Sixty Years Ago Today, The National Football League Became Very, Very Important In The American Culture

The Greatest Game Ever?



December 28, 1958 was the day that the modern NFL started. The Baltimore Colts beat the New York Giants in overtime in the NFL Championship game at Yankee Stadium when Johnny Unitas drove his team down field in overtime and the game ended when Alan Ameche took a handoff and plowed into the end zone. The game caught the attention of the America public. It also entranced a Dallas moneyman named Lamar Hunt who kept failing in his attempt to buy the Chicago Cardinals so he could move that franchise to Dallas or getting an NFL expansion franchise for Dallas. After watching the game Hunt decided that if he could not join the NFL, he would form a rival circuit, the American Football League.

The 1958 championship game was dubbed the greatest game ever played. That is still open to debate but this much is clear, football and television were a perfect match. Television would fuel the NFL and football’s rise to the top spot as America’s favorite sport by 1965. The NFL would radically change pushed in part by the American Football League’s 1960 start and the AFL’s use of TV revenue sharing where all teams would split TV monies equally. The NFL wanted to follow the AFL’s lead, TV revenue splitting, but couldn’t as it violate antitrust laws. On September 30, 1961 President John F. Kennedy took care of the problem by signing the Sports Broadcast Act of 1961 and that spurred the NFL’s incredible growth during the 1960s. The NFL and AFL would merge on June 8, 1966 but that would require Congressional approval and President Lyndon Johnson’s signature. That happened in October 1966 and by November 1st, New Orleans got a team and America would get a Super Bowl.

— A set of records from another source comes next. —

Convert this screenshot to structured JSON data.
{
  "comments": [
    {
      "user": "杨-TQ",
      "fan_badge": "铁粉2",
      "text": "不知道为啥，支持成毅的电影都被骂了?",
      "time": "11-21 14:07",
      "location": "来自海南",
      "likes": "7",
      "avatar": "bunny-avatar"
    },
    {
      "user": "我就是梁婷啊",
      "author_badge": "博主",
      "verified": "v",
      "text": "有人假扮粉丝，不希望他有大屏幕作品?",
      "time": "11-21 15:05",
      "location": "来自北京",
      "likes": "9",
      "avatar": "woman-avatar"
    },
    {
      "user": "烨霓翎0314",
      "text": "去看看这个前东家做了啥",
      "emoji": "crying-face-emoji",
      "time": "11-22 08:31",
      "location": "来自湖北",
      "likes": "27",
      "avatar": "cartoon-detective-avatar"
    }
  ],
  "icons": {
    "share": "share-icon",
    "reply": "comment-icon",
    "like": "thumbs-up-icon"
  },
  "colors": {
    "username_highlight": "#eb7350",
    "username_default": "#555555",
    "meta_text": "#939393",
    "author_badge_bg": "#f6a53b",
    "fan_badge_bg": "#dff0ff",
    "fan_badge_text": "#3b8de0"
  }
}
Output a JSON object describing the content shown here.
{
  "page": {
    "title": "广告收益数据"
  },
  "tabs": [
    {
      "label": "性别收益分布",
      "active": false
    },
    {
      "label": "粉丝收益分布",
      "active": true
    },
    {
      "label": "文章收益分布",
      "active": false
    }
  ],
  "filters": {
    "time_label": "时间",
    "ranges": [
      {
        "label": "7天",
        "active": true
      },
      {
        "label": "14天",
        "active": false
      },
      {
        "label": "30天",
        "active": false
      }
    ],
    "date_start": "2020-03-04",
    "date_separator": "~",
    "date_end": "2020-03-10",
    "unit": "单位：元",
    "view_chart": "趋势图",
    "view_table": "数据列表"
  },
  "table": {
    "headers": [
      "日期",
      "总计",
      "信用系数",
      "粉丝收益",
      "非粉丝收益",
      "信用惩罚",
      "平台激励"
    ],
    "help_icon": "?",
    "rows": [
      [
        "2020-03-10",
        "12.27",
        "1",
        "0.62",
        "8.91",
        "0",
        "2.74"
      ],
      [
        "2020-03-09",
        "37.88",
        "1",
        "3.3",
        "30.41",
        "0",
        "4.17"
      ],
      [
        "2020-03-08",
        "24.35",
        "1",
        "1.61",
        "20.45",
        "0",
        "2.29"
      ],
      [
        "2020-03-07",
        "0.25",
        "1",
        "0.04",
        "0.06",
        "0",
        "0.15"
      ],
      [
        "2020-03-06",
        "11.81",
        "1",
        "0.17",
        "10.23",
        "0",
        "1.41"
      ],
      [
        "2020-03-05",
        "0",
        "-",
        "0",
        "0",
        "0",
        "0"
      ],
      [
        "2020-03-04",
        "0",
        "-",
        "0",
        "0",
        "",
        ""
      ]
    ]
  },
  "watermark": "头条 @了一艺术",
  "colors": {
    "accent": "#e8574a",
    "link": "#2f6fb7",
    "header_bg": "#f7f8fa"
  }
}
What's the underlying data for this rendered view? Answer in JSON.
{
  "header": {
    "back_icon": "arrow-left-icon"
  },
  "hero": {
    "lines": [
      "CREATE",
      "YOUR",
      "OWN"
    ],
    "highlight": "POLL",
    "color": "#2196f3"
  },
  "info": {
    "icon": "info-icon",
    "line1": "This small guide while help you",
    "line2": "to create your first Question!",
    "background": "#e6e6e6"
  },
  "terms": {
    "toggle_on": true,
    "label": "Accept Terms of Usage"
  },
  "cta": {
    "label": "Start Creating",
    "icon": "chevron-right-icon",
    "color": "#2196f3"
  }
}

The 1950s NFL ownership group never had a business plan but got lucky with the televised 1958 championship game. It launched a new business.